Autism Spectrum Disorder

What is Autism Spectrum Disorder (ASD)?

An Autism Spectrum Disorder (ASD) is a developmental disorder. ASD affects a person’s ability to communicate and interact socially. Individuals with ASD can have restricted/repetitive behaviours as well as sensory sensitivities.

A person with ASD may:

  • Have a preference to be or play alone
  • Have difficulty in sharing a conversation and interests
  • Need reminders to make eye contact when interacting
  • Be unable to use words or language appropriately
  • Find purposeful and imaginative play challenging
  • Misunderstand social situations and interactions
  • Have repetitive speech or body movements (eg. hand flapping, toe walking)
  • Have trouble with change and following directions
  • Have intense interests in toys, objects, letters and numbers
  • Be sensitive to sounds, touch, taste and texture

We now use the term ‘Autism Spectrum Disorder’. Previous terms such as Autistic Disorder, Autism (ie. High or Low Functioning Autism), Asperger’s Disorder, Childhood Disintegrative Disorder and Pervasive Developmental Disorder-Not Otherwise Specified (PDD-NOS) are no longer used.

Children, adolescents and adults with ASD may present with:

  • Developmental delays (eg. delays in fine or gross motor skills)

  • Poor independent daily living skills

  • Intellectual disability

  • Language delays/impairment

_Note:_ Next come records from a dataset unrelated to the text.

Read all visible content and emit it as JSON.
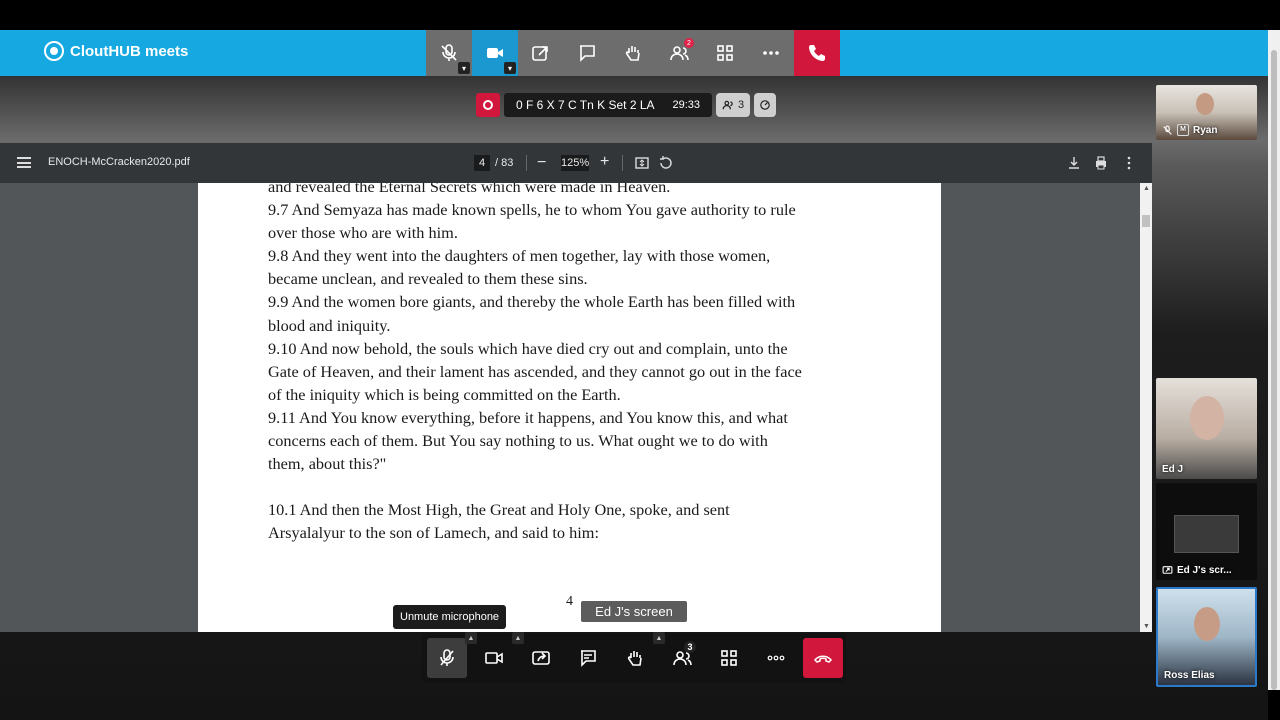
{
  "app": {
    "brand": "ClоutHUB meets"
  },
  "meeting": {
    "title": "0 F 6 X 7 C Tn K Set 2 LA",
    "timer": "29:33",
    "participants_count": "3",
    "notification_badge": "2"
  },
  "pdf": {
    "filename": "ENOCH-McCracken2020.pdf",
    "page_current": "4",
    "page_total": "/ 83",
    "zoom": "125%",
    "page_number": "4",
    "lines": [
      "and revealed the Eternal Secrets which were made in Heaven.",
      "9.7 And Semyaza has made known spells, he to whom You gave authority to rule",
      "over those who are with him.",
      "9.8 And they went into the daughters of men together, lay with those women,",
      "became unclean, and revealed to them these sins.",
      "9.9 And the women bore giants, and thereby the whole Earth has been filled with",
      "blood and iniquity.",
      "9.10 And now behold, the souls which have died cry out and complain, unto the",
      "Gate of Heaven, and their lament has ascended, and they cannot go out in the face",
      "of the iniquity which is being committed on the Earth.",
      "9.11 And You know everything, before it happens, and You know this, and what",
      "concerns each of them.  But You say nothing to us.  What ought we to do with",
      "them, about this?\"",
      "",
      "10.1 And then the Most High, the Great and Holy One, spoke, and sent",
      "Arsyalalyur to the son of Lamech, and said to him:"
    ]
  },
  "tooltip": "Unmute microphone",
  "screen_label": "Ed J's screen",
  "bottom_participants_count": "3",
  "tiles": [
    {
      "name": "Ryan",
      "mini": "M"
    },
    {
      "name": "Ed J"
    },
    {
      "name": "Ed J's scr..."
    },
    {
      "name": "Ross Elias"
    }
  ],
  "colors": {
    "brand": "#16a9e1",
    "end_call": "#d1173b",
    "active_video": "#1a98cf"
  }
}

    Diagnoses of ASD can be made at any point in time across the lifespan. Symptoms are often recognised in children from the age of 2, often becoming noticeable when children prepare for and enter school. Diagnosing an ASD in adulthood is considered more challenging as adults have often learnt to compensate for social communication and social interaction difficulties.

 How do we help children with Autism Spectrum Disorder?

Following an assessment to help you understand your child’s strengths and weaknesses you can work together with services to develop an intervention program tailored to your child’s needs. This may involve support from a:

  • Speech Pathologist
  • Occupational Therapist
  • Special Educator
  • Clinical Psychologist/ Psychologist
  • Paediatrician

When planning your child’s program and funding options consider contacting: